The only thing I love more than books are books about other books.

Jasper Fforde obviously shares my feelings; he has created two series with a distinctive literary bent, one following the adventures of Literary Detective Thursday Next, the other called ‘The Nursery Crimes’. Both involve the intermingling of fictional and, er, differently fictional characters. ‘The Eyre Affair’ is Fforde’s debut novel and the first in his Thursday Next series.

What’s it about?

In an alternative 1985, the Crimean war never ended, literature is incredibly popular and Acheron Hades, super villain, is kidnapping characters from major works of fiction to hold them for ransom. Thursday Next, experienced Special Operations officer and owner of a version 1.2 Dodo, has sworn to prevent crimes against literature. Plus, Hades was once her literature professor so she can identify him to more senior officers. While trying to rescue Jane, destroy Hades and halt the Crimean war, can she also persuade ex-fiancĂ© Landen Park-Laine to marry her and work out who actually wrote Shakespeare’s plays?

What’s it like?

It’s both ridiculous and delightful, often at once. Fforde creates a world that is strikingly similar and dissimilar to our own: Wales is a slightly hostile Republic, information is available on both a need-to-know and who-you-know basis, and young boys swap cards with literary characters rather than than Pokemon. Taken on one level, this is is simply an enjoyably daft story; on another level it serves excellent satire, mixing high and low-brow humour in a Monty Pythonesque manner.

This is a treasure trove of literary allusions for the bookish.

Key players in the book include the Goliath Corporation: a mega company with fingers in every pie – including defence contracts – who wield great power in governmental decisions, often from key (unelected) advisory roles. Hmm. Sound at all familiar? Their main representative  is called Jack Schitt. Yes, it’s very childish. And yes, he is a bit. Fforde isn’t done having fun. A very minor character who works in the LiteraTec department is called Paige Turner. If this sort of thing irritates you, Fforde’s mix of the sophisticated and the just plain mad might not work for you. It’s not my preferred type of humour, but there’s plenty more to ‘The Eyre Affair’.
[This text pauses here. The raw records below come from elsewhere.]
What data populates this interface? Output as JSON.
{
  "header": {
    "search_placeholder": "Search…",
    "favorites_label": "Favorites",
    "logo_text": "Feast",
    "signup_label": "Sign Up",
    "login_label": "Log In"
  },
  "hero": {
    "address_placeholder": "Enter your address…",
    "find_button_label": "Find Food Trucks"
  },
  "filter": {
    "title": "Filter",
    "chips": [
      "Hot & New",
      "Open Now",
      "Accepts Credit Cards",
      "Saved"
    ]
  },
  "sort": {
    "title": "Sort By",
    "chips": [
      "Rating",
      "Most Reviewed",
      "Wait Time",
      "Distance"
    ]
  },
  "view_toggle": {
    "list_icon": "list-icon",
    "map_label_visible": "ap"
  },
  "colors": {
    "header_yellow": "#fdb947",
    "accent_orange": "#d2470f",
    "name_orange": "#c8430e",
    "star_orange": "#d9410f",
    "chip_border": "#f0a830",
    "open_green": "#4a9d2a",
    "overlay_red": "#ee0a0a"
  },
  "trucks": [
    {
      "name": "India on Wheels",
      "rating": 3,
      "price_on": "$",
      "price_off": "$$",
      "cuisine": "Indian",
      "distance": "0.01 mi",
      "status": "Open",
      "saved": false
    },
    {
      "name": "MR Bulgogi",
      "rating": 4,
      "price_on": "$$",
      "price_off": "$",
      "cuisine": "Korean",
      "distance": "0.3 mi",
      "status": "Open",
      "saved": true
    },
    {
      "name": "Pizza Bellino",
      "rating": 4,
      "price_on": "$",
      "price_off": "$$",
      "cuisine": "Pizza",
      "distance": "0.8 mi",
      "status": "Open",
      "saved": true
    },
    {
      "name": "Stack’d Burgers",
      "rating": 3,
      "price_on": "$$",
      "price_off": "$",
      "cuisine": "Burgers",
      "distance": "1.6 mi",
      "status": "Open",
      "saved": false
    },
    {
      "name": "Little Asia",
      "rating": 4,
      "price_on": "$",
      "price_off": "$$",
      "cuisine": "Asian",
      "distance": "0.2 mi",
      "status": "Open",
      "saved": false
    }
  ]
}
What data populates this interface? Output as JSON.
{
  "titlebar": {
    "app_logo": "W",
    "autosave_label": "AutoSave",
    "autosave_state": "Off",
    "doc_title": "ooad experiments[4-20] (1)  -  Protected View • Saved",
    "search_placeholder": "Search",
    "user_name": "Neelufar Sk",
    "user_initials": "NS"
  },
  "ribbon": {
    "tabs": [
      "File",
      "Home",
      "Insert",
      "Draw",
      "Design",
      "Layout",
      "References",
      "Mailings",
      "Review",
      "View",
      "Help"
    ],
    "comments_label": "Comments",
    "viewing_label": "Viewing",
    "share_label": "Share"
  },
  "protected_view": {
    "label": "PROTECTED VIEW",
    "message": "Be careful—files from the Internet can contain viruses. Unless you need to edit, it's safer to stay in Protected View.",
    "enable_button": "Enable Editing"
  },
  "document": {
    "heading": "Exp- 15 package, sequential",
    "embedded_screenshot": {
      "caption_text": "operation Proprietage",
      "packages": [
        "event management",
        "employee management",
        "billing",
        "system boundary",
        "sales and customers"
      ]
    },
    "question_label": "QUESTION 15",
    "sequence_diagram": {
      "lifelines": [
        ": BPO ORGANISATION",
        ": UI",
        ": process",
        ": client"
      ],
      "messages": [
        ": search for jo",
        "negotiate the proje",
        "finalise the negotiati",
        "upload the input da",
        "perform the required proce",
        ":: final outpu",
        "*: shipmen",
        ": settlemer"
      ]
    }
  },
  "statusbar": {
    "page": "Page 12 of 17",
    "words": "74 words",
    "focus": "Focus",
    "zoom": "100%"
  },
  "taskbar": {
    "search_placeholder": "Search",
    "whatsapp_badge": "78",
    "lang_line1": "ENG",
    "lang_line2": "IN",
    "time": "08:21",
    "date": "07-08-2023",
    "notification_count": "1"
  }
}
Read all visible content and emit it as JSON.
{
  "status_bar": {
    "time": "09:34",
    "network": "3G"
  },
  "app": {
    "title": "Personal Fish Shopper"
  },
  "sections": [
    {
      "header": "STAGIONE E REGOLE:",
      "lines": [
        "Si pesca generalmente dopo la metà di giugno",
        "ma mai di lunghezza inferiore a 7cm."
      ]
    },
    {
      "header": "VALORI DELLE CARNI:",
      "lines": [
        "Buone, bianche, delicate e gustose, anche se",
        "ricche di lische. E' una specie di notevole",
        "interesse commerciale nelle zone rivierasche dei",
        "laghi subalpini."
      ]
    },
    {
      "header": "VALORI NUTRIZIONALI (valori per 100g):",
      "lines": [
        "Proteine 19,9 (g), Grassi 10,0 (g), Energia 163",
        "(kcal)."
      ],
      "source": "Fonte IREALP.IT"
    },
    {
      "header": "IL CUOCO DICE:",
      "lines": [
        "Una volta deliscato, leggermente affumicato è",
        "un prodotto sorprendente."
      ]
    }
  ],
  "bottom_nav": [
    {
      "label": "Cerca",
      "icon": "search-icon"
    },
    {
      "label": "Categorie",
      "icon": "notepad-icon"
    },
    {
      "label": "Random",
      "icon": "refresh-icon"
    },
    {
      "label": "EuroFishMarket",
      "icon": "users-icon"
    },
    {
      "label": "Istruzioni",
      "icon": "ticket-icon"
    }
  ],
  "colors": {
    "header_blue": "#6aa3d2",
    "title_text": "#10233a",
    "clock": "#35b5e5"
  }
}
Most obviously, this is a treasure trove of literary allusions for the bookish. Instead of being bothered by Jehovah’s Witnesses, Thursday is door stepped by a Baconite: fans of Francis Bacon who believe he wrote the plays attributed to Shakespeare and feel compelled to spread the word.  This commitment makes perfect sense in a world where, rather than place coins into pop machines in diners, pedestrians can pop their pennies into Will-Speak machines to hear extracts from the Bard’s plays declaimed aloud.

Fforde has been justly compared to Lewis Carroll, Douglas Adams and George Orwell, and shades of all these fine writers are present.

At the crux of it all, of course, is Jane Eyre. It’s tempting to think that a familiarity with BrontĂ«’s original text would be helpful here, but it’s really not necessary. In a rather obvious ploy (although this can’t be considered a criticism in such a ‘meta’ text) Thursday explains the plot to a fellow LiteraTec who has never quite found the time to read it. There’s subsequently a lovely twist, but it’s open to all readers, even those with no knowledge of the original text, if they’ve been paying attention to the role played by Thursday’s father, a ChronoGuard whose face can stop a clock (yes, this book also involves time travel). I am very familiar with ‘Jane Eyre’ which meant I gained perhaps an extra frisson of enjoyment from the whole scenario – ooh, that’s Mr Rochester! – but I really don’t think ignorance would be a great hindrance here.

A minor discordant note for me was Thursday’s relationship with her ex-fiancĂ© Landen. I just didn’t care. I don’t think Fforde really expects you to care either; it just gives him a convenient way to give the book a structured conclusion. Personally, I’d rather there was more literary daring-do and a touch less romance, especially because it seems we can’t have books with strong central female characters who just aren’t interested in men and marriage. That said, the Landen-Thursday thread is just one of many and I’m sure most readers would find it mildly sweet.

Final thoughts

Fforde has been justly compared to Lewis Carroll, Douglas Adams and George Orwell, and shades of all these fine writers are present. His originality is at once childish and sophisticated, fun and clever. I have read this book several times since I first bought it and it is equally good each time, perhaps because vaguely remembering the plot doesn’t detract in the slightest from the ingenuity of the style. A bit like sugar, a little madcap fun can go a long way, and it might be easier to retain a sense of amusement if the book is read a few chapters at a time, rather than devouring it in one sitting. Highly recommended.

‘The Eyre Affair’
Jasper Fforde
Hodder, 2001, paperback